Shortly before Buxton arrived in Florida, Miguel Sano was moved to New Britain—and for good reason. In spite of those gigantic Florida State League parks, Sano had smacked 16 home runs in 234 plate appearances. Double-A presented a new series of challenges, including competition that included more of the game’s top prospects.
“The [Double-A] pitchers are more consistent with their pitches,” observes Sano’s current teammate A.J. Pettersen. “They command the fastball on both sides of the plate and are generally down in the zone more often. The off-speed hasn't been a lot different, except for the few guys throwing knuckleballs up here. Guys might throw a few more strikes with the breakers. The velocity in the bullpen is a little better and the starters might throw a touch harder.”
Once Sano has decimating opposing pitching in Double-A, like Aaron Hicks and Oswaldo Arcia before him, his path to the majors will be unimpeded. However, Radcliff says there is value to facing Triple-A pitching. In spite of the prevalence of radar readings in the mid-80s, Triple-A pitchers often have had major league experience and have the knowledge and know-how to carve up a hitter.
Aggressive or conservative?

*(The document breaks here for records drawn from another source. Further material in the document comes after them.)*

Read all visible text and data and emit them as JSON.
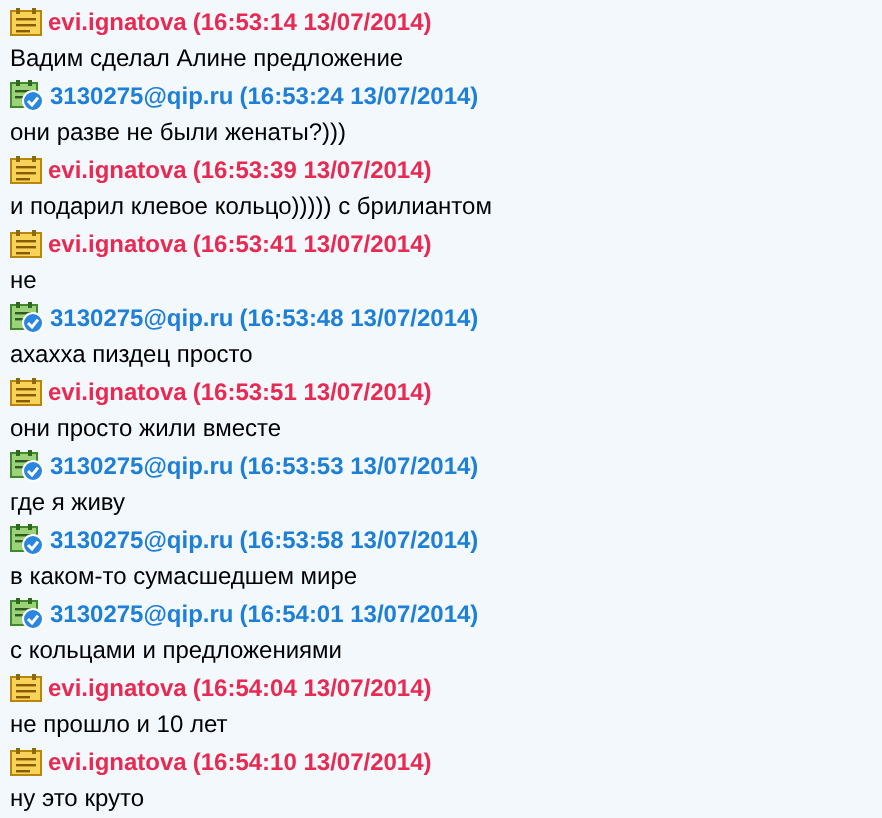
{
  "messages": [
    {
      "kind": "contact",
      "sender": "evi.ignatova",
      "time": "(16:53:14 13/07/2014)",
      "text": "Вадим сделал Алине предложение"
    },
    {
      "kind": "self",
      "sender": "3130275@qip.ru",
      "time": "(16:53:24 13/07/2014)",
      "text": "они разве не были женаты?)))"
    },
    {
      "kind": "contact",
      "sender": "evi.ignatova",
      "time": "(16:53:39 13/07/2014)",
      "text": "и подарил клевое кольцо))))) с брилиантом"
    },
    {
      "kind": "contact",
      "sender": "evi.ignatova",
      "time": "(16:53:41 13/07/2014)",
      "text": "не"
    },
    {
      "kind": "self",
      "sender": "3130275@qip.ru",
      "time": "(16:53:48 13/07/2014)",
      "text": "ахахха пиздец просто"
    },
    {
      "kind": "contact",
      "sender": "evi.ignatova",
      "time": "(16:53:51 13/07/2014)",
      "text": "они просто жили вместе"
    },
    {
      "kind": "self",
      "sender": "3130275@qip.ru",
      "time": "(16:53:53 13/07/2014)",
      "text": "где я живу"
    },
    {
      "kind": "self",
      "sender": "3130275@qip.ru",
      "time": "(16:53:58 13/07/2014)",
      "text": "в каком-то сумасшедшем мире"
    },
    {
      "kind": "self",
      "sender": "3130275@qip.ru",
      "time": "(16:54:01 13/07/2014)",
      "text": "с кольцами и предложениями"
    },
    {
      "kind": "contact",
      "sender": "evi.ignatova",
      "time": "(16:54:04 13/07/2014)",
      "text": "не прошло и 10 лет"
    },
    {
      "kind": "contact",
      "sender": "evi.ignatova",
      "time": "(16:54:10 13/07/2014)",
      "text": "ну это круто"
    }
  ]
}
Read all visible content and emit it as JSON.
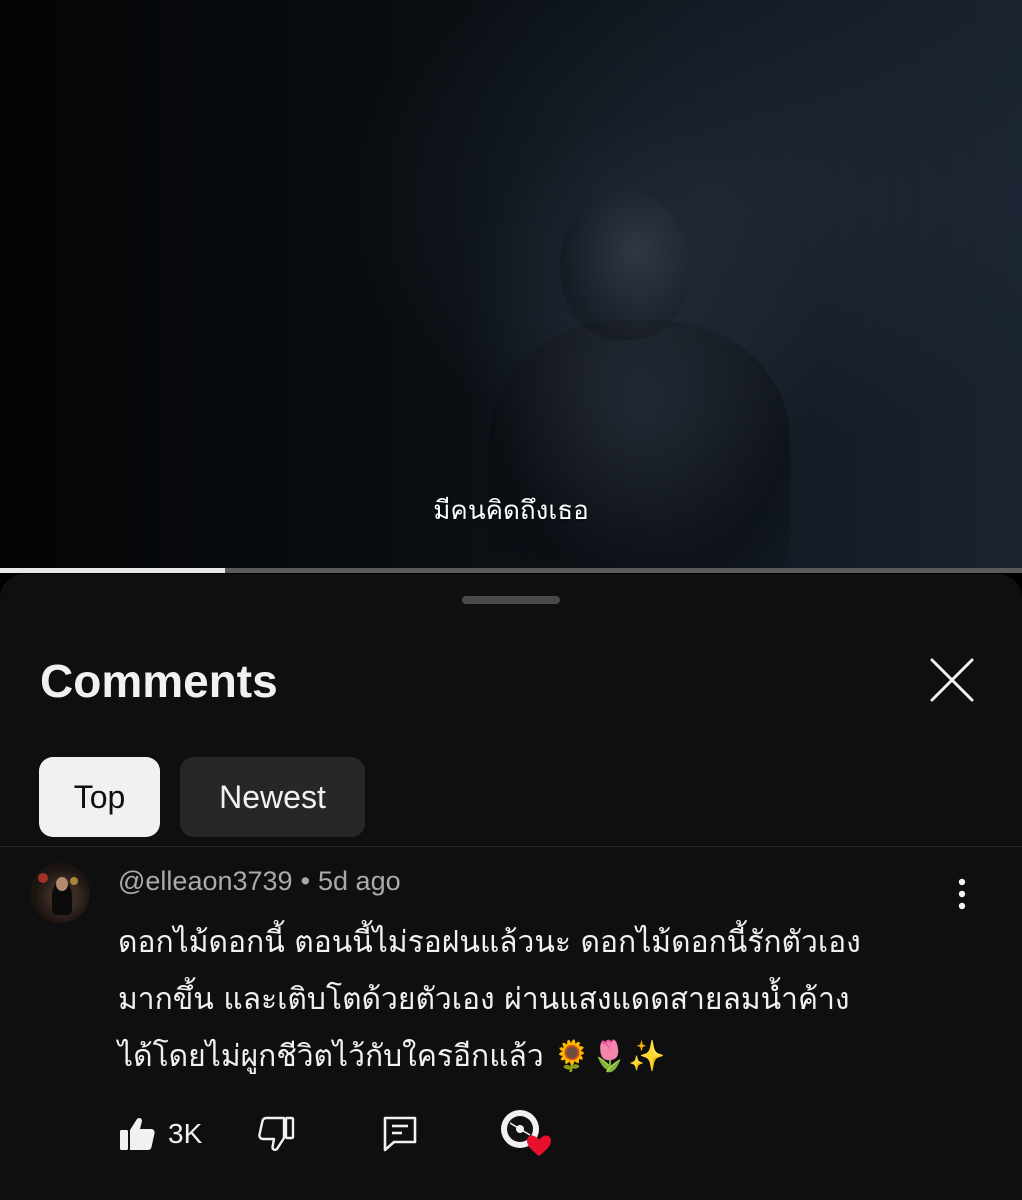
{
  "video": {
    "subtitle": "มีคนคิดถึงเธอ",
    "progress_fraction": 0.22
  },
  "comments_panel": {
    "title": "Comments",
    "close_icon": "close-icon",
    "filters": [
      {
        "label": "Top",
        "selected": true
      },
      {
        "label": "Newest",
        "selected": false
      }
    ]
  },
  "comment": {
    "author": "@elleaon3739",
    "separator": "•",
    "time": "5d ago",
    "lines": [
      "ดอกไม้ดอกนี้ ตอนนี้ไม่รอฝนแล้วนะ ดอกไม้ดอกนี้รักตัวเอง",
      "มากขึ้น และเติบโตด้วยตัวเอง ผ่านแสงแดดสายลมน้ำค้าง",
      "ได้โดยไม่ผูกชีวิตไว้กับใครอีกแล้ว   🌻🌷✨"
    ],
    "like_count": "3K",
    "icons": [
      "like-icon",
      "dislike-icon",
      "reply-icon",
      "creator-heart-icon",
      "more-options-icon"
    ]
  },
  "colors": {
    "sheet_bg": "#0f0f0f",
    "chip_selected_bg": "#f1f1f1",
    "chip_bg": "#272727",
    "secondary_text": "#aaaaaa",
    "heart": "#e8112d"
  }
}
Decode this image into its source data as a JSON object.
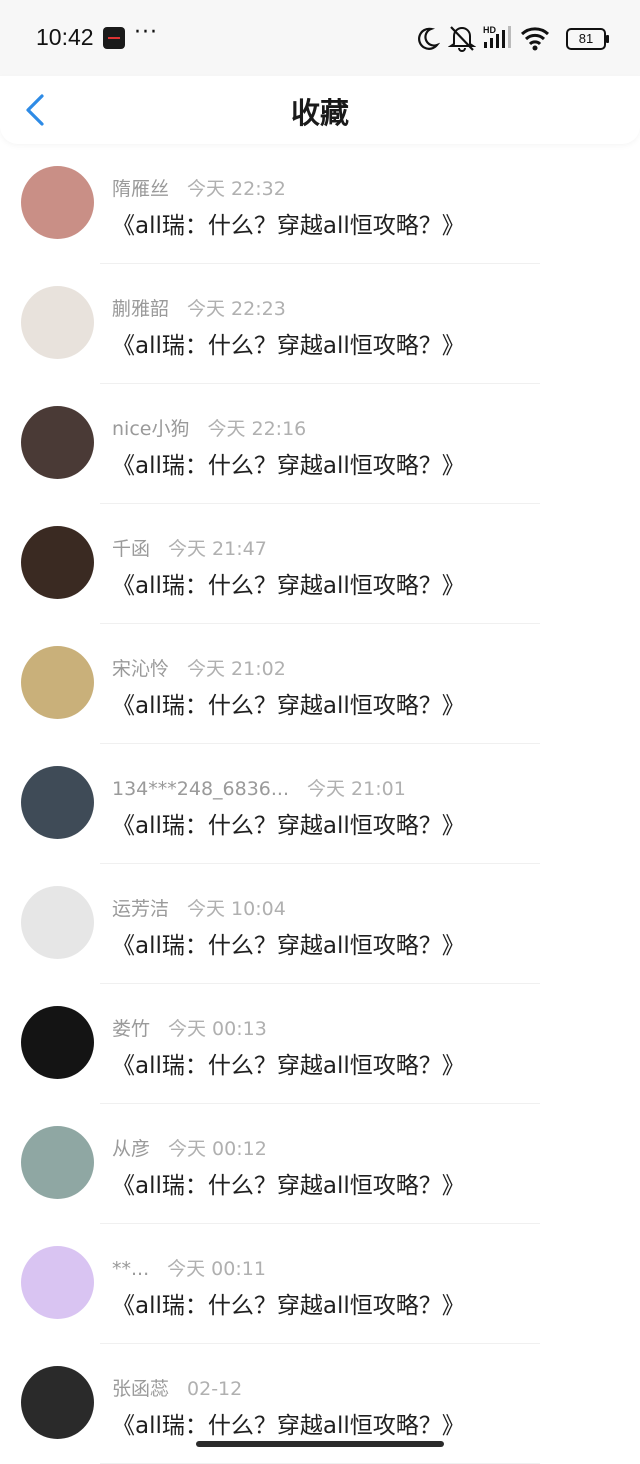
{
  "status_bar": {
    "time": "10:42",
    "more": "···",
    "battery": "81",
    "icons": [
      "app-notification-icon",
      "moon-icon",
      "mute-icon",
      "signal-hd-icon",
      "wifi-icon",
      "battery-icon"
    ]
  },
  "header": {
    "back_icon": "chevron-left-icon",
    "title": "收藏"
  },
  "accent_color": "#2e8be6",
  "items": [
    {
      "name": "隋雁丝",
      "time": "今天 22:32",
      "content": "《all瑞：什么？穿越all恒攻略？》",
      "avatar_color": "#c98f86"
    },
    {
      "name": "蒯雅韶",
      "time": "今天 22:23",
      "content": "《all瑞：什么？穿越all恒攻略？》",
      "avatar_color": "#e8e2dc"
    },
    {
      "name": "nice小狗",
      "time": "今天 22:16",
      "content": "《all瑞：什么？穿越all恒攻略？》",
      "avatar_color": "#4a3a36"
    },
    {
      "name": "千函",
      "time": "今天 21:47",
      "content": "《all瑞：什么？穿越all恒攻略？》",
      "avatar_color": "#3a2a22"
    },
    {
      "name": "宋沁怜",
      "time": "今天 21:02",
      "content": "《all瑞：什么？穿越all恒攻略？》",
      "avatar_color": "#c9b07a"
    },
    {
      "name": "134***248_6836...",
      "time": "今天 21:01",
      "content": "《all瑞：什么？穿越all恒攻略？》",
      "avatar_color": "#3f4b57"
    },
    {
      "name": "运芳洁",
      "time": "今天 10:04",
      "content": "《all瑞：什么？穿越all恒攻略？》",
      "avatar_color": "#e6e6e6"
    },
    {
      "name": "娄竹",
      "time": "今天 00:13",
      "content": "《all瑞：什么？穿越all恒攻略？》",
      "avatar_color": "#141414"
    },
    {
      "name": "从彦",
      "time": "今天 00:12",
      "content": "《all瑞：什么？穿越all恒攻略？》",
      "avatar_color": "#8fa7a3"
    },
    {
      "name": "**...",
      "time": "今天 00:11",
      "content": "《all瑞：什么？穿越all恒攻略？》",
      "avatar_color": "#d9c4f2"
    },
    {
      "name": "张函蕊",
      "time": "02-12",
      "content": "《all瑞：什么？穿越all恒攻略？》",
      "avatar_color": "#2a2a2a"
    }
  ]
}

Parks used the term “SuperMagicUnicornGood” when describing the play of Buxton, doing nothing to temper expectations for the youngster. Parks’ optimism is easy to understand: in a conversation with an unnamed scout, he was given career comps for Buxton of Mike Trout and Willie Mays. While it’s easy for sensible Midwesterners to dismiss that talk as some fast-talking shyster trying to sell the town a monorail system, Parks’ positive reports might actually undersell Buxton’s skills compared to the sight of a play like this:
Suddenly, the Mays comp starts to make sense. Then there is Sano, about whom Parks wrote “the power is extreme and it made me question my religious beliefs” after watching him destroy baseballs for just one series. Those descriptions heighten Twins fans’ desire to see this talent play. After all, the Twins are on pace for their third consecutive 90-loss season. Why couldn’t the organization take the aggressive route and have Sano and Buxton in the majors like previous 19-year-old rookies Mike Trout, Bryce Harper, or Miguel Cabrera?
First, Radcliff challenges the notion that the Twins are conservative when it comes to player development. In addition to current players like Arcia (who had all of 34 Triple-A plate appearances prior to getting the call) and Hicks (no Triple-A plate appearances), he points out, the organization has a track record of moving players like Mauer, Scott Erickson, and Chuck Knoblauch through the system quickly. It all comes down to the individual and the team’s need.
“I wouldn’t consider it not as aggressive,” says Radcliff in regard to the development of Buxton and Sano compared to Harper and Trout. “Every situation is unique and different. Bryce Harper competed at junior college all the way to the Junior College World Series and then got his number of at bats in the minor leagues.”
“We have every reason to believe we will be pushing these guys as fast as possible,” he continues. “They are talented young guys that we think are going to help our major league team soon. That’s why Terry [Ryan] will move them along. He pretty much defers to us in the minor leagues. We’re all a part of the process, evaluation-wise. Terry is one of the GMs with the scouting background who goes and sees our players, so he has a direct influence in the process. He’ll have a very big part how he sees those guys—Sano and Buxton—and how they move along and when they eventually get up to his team.”
As a teaser, Radcliff adds, “Who’s to say we won’t have Buxton in Double-A in a month and in big league spring training next year?”
Thank you for reading
This is a free article. If you enjoyed it, consider subscribing to Baseball Prospectus.Subscribe now